Certainly the BLM’s management is a fiscal train-wreck. It is costing hundreds of millions of dollars per year unnecessarily. Not only is it costing the horses their freedom and families, it’s costing taxpayers a lot of money. Explain that you vote, you pay taxes, and you don’t want your tax money used in this way.
For those who haven’t seen your riveting Cloud documentaries, where are they available?
The three books I’ve written about Cloud and the three movies are available on The Cloud Foundation website [www.TheCloudFoundation.org]. You can purchase them for a donation to The Cloud Foundation to support our efforts. Our goal is to educate the public and the media about the beauty and wonder of wild horses -- and the legal right of wild horses to occupy their legally designated homes on the range.
What’s next for you?
Hard to say, isn’t it? There’s something to be said for working on feature films as opposed to documentary films; feature films have scripts! And you have a beginning and end!
You can’t write the script for a documentary like this, because by the time you write it or think you can predict what’s going to happen, it turns out totally different. That was certainly the case with my last documentary, Cloud: Challenge of the Stallions. Who in the world would have predicted that Shaman would raise Cloud’s son, and then Cloud would raise Shaman’s son; and they kept them with them for four years, which is way longer than most stallions keep their growing, maturing sons with them; and both of those sons, at exactly the same time of year, would turn on their fathers to try to take away their mares? It’s has Shakespearian overtones.

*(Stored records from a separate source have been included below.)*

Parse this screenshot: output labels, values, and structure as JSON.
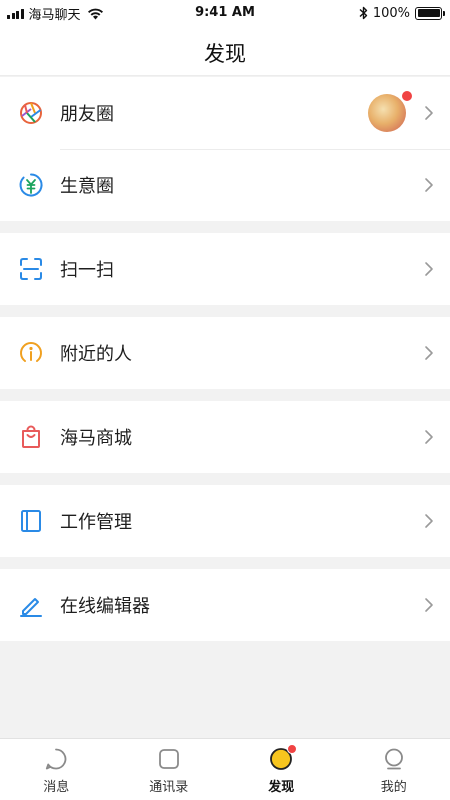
{
  "status_bar": {
    "carrier": "海马聊天",
    "time": "9:41 AM",
    "battery": "100%",
    "battery_level": 1.0
  },
  "nav": {
    "title": "发现"
  },
  "menu": {
    "groups": [
      {
        "items": [
          {
            "label": "朋友圈",
            "icon": "moments-icon",
            "color": "#e8643c",
            "has_thumbnail": true,
            "has_badge": true
          },
          {
            "label": "生意圈",
            "icon": "business-circle-icon",
            "color": "#1aa35c"
          }
        ]
      },
      {
        "items": [
          {
            "label": "扫一扫",
            "icon": "scan-icon",
            "color": "#2a8ae6"
          }
        ]
      },
      {
        "items": [
          {
            "label": "附近的人",
            "icon": "nearby-icon",
            "color": "#f0a020"
          }
        ]
      },
      {
        "items": [
          {
            "label": "海马商城",
            "icon": "shopping-bag-icon",
            "color": "#e85a5a"
          }
        ]
      },
      {
        "items": [
          {
            "label": "工作管理",
            "icon": "work-book-icon",
            "color": "#2a8ae6"
          }
        ]
      },
      {
        "items": [
          {
            "label": "在线编辑器",
            "icon": "edit-pen-icon",
            "color": "#2a8ae6"
          }
        ]
      }
    ]
  },
  "tab_bar": {
    "tabs": [
      {
        "label": "消息",
        "icon": "message-icon",
        "active": false
      },
      {
        "label": "通讯录",
        "icon": "contacts-icon",
        "active": false
      },
      {
        "label": "发现",
        "icon": "discover-icon",
        "active": true,
        "badge": true
      },
      {
        "label": "我的",
        "icon": "profile-icon",
        "active": false
      }
    ]
  }
}
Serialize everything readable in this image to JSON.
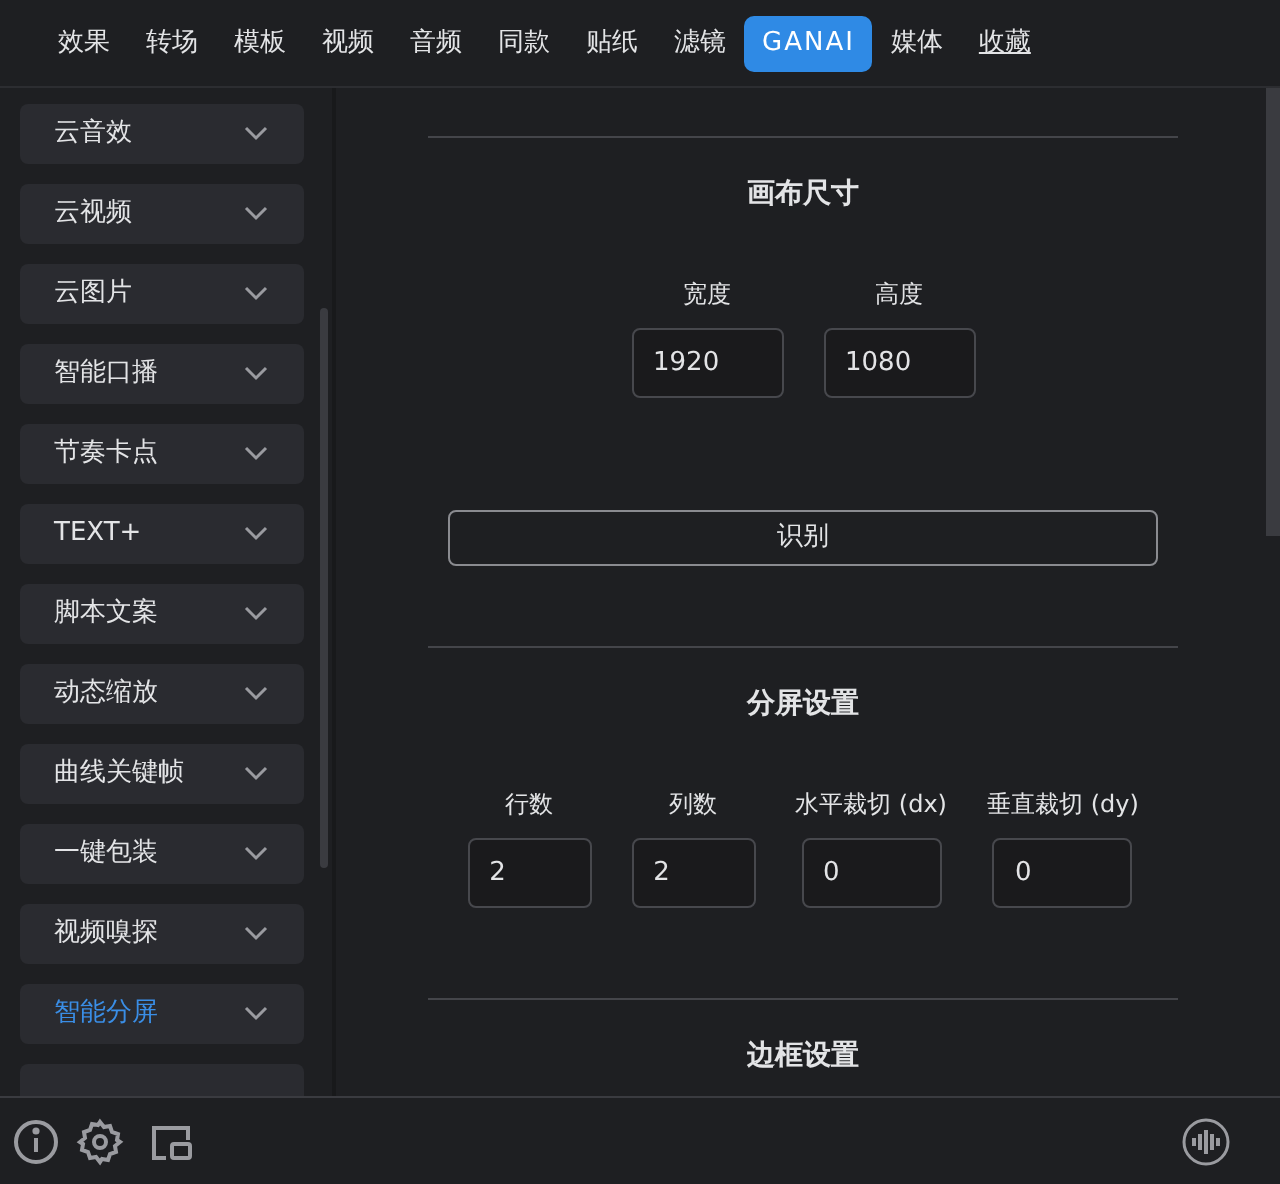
{
  "nav_tabs": [
    {
      "label": "效果",
      "selected": false,
      "underlined": false
    },
    {
      "label": "转场",
      "selected": false,
      "underlined": false
    },
    {
      "label": "模板",
      "selected": false,
      "underlined": false
    },
    {
      "label": "视频",
      "selected": false,
      "underlined": false
    },
    {
      "label": "音频",
      "selected": false,
      "underlined": false
    },
    {
      "label": "同款",
      "selected": false,
      "underlined": false
    },
    {
      "label": "贴纸",
      "selected": false,
      "underlined": false
    },
    {
      "label": "滤镜",
      "selected": false,
      "underlined": false
    },
    {
      "label": "GANAI",
      "selected": true,
      "underlined": false
    },
    {
      "label": "媒体",
      "selected": false,
      "underlined": false
    },
    {
      "label": "收藏",
      "selected": false,
      "underlined": true
    }
  ],
  "sidebar": {
    "items": [
      {
        "label": "云音效",
        "selected": false
      },
      {
        "label": "云视频",
        "selected": false
      },
      {
        "label": "云图片",
        "selected": false
      },
      {
        "label": "智能口播",
        "selected": false
      },
      {
        "label": "节奏卡点",
        "selected": false
      },
      {
        "label": "TEXT+",
        "selected": false
      },
      {
        "label": "脚本文案",
        "selected": false
      },
      {
        "label": "动态缩放",
        "selected": false
      },
      {
        "label": "曲线关键帧",
        "selected": false
      },
      {
        "label": "一键包装",
        "selected": false
      },
      {
        "label": "视频嗅探",
        "selected": false
      },
      {
        "label": "智能分屏",
        "selected": true
      }
    ]
  },
  "sections": [
    {
      "title": "画布尺寸",
      "fields": [
        {
          "label": "宽度",
          "value": "1920"
        },
        {
          "label": "高度",
          "value": "1080"
        }
      ],
      "button": "识别"
    },
    {
      "title": "分屏设置",
      "fields": [
        {
          "label": "行数",
          "value": "2"
        },
        {
          "label": "列数",
          "value": "2"
        },
        {
          "label": "水平裁切 (dx)",
          "value": "0"
        },
        {
          "label": "垂直裁切 (dy)",
          "value": "0"
        }
      ]
    },
    {
      "title": "边框设置"
    }
  ]
}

What You Can Do
Please contact your senators and representatives and urge them to get involved on behalf of the autonomy of free-roaming equids.
To contact the Senate:
The Honorable (Name)
United States Senate
Washington , DC 20510
To contact the House of Representatives:
The Honorable (Name)
The House of Representatives
Washington , DC 20515
Secretary Ken Salazar
Department of the Interior
1849 C Street, N.W.
Washington DC 20240
E-Mail : firstname.lastname@example.org
BLM Director Bob Abbey
Bureau of Land Management
1849 C Street, N.W. Room 5661
Washington DC 20240